). Further structural studies, including co-crystallization of the NMR solution structure of the complex, will thus be required to refine structural hypotheses.
Chalcone 4 exhibited binding selectivity for the chemokine CXCL12 as compared with CCL5 and CXCL8. Although the overall fold is conserved among the three proteins (supplemental Fig. 1A), changes are observed in the carboxyl-terminal helix orientation with respect to the β-sheet especially between CCL5 and CXCL12. Residues forming the hydrophobic surface patch of CXCL12 and CXCL8 are very similar, but the putative binding pocket in CXCL8 is larger than the one in CXCL12. Thus chalcone 4 could interact in a different manner with these two chemokines. CCL5 has a higher content of aromatic amino acid residues with a higher compactness of side chains. As a consequence, CCL5 hydrophobic incurvation is shallower than that in CXCL8 and CXCL12 (supplemental Fig. 1B), and it is unlikely to bind any small molecular weight compound. The hydrophobic incurvation on CXCL8 is larger than the hydrophobic incurvation on CXCL12, and the chalcone could interact in a different manner.
Chalcones constitute a relatively large group endowed with potential therapeutic biological activities on analgesia, inflammation (
). In the majority of plants, chalcones are precursors of other classes of flavonoids, such as flavanones, dihydroflavonols, and finally anthocyanins, the major water-soluble pigments in flowers and fruits (for a review, see Ref.
), and we did confirm it in this work with CXCL12.
Considering that chalcone 4 exhibits potent anti-inflammatory activity upon binding to CXCL12 and not to CXCR4, its mechanism of action markedly differs from that of other pharmacological agents acting upon binding to the receptor CXCR4, such as AMD3100 (
). Thus, it is possible that none of the known CXCR4 antagonists will be found to have a neutral effect on basal CXCR4 response levels.
Chalcone 4, in contrast to AMD3100, ALX40-4C, and T22/T140, did not alter the resting/basal level of the CXCR4-associated responses, as we show here on both calcium and chemotactic responses.

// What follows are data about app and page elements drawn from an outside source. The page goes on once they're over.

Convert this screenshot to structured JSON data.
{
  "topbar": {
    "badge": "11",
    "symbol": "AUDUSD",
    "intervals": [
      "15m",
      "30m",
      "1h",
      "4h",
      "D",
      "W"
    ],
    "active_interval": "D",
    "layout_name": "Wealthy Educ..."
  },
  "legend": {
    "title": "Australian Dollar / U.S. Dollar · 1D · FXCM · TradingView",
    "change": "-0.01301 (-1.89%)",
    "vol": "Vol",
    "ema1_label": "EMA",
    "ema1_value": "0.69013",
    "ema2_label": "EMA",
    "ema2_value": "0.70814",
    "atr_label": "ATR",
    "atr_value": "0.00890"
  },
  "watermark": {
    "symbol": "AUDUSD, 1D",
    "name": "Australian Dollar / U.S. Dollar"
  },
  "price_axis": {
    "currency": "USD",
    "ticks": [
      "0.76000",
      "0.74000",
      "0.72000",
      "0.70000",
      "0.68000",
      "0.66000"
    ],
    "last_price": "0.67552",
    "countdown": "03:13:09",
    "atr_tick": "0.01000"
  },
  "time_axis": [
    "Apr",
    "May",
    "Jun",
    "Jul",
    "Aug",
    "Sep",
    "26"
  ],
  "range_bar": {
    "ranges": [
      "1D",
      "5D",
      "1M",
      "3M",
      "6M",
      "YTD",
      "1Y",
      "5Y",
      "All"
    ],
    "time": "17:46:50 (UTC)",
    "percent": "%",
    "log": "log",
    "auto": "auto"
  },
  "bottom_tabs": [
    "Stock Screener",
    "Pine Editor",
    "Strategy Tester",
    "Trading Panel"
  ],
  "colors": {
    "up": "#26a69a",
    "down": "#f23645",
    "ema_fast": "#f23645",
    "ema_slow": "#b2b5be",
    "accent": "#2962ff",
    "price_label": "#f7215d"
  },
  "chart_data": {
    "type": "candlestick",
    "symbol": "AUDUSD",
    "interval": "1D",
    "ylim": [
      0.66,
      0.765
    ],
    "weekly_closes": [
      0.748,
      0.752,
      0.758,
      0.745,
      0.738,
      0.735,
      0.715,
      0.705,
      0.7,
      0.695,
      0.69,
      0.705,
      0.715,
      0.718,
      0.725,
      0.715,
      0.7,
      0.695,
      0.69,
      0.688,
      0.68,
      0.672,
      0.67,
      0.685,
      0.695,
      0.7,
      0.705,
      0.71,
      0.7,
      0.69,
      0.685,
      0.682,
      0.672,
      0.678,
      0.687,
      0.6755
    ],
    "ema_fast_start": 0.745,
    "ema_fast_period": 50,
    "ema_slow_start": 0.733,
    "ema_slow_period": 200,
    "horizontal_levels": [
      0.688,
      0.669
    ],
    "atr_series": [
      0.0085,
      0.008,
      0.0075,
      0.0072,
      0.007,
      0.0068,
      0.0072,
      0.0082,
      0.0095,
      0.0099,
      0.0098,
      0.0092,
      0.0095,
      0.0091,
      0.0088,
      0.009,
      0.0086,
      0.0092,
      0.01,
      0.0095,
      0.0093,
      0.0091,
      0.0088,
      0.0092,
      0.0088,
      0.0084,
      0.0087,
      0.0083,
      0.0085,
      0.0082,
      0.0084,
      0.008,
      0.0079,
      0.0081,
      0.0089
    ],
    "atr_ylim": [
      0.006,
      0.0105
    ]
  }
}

It behaved as a neutral inhibitor of the ligand. It is thus interesting to consider antiligand molecules, or neutraligands, as pharmacological tools to investigate the functions of receptors as well as potential therapeutic agents with mechanisms of action that differ from traditional competitive ligands binding to the receptor.
We thank V. Utard (UMR 7175), P. Villa (IFR 85, Illkirch, France), F. Daubeuf and A. Degrave (EA 3771, Illkirch, France), and C. Ebel (Institute of Genetics and Molecular and Cellular Biology, Illkirch, France) for technical help.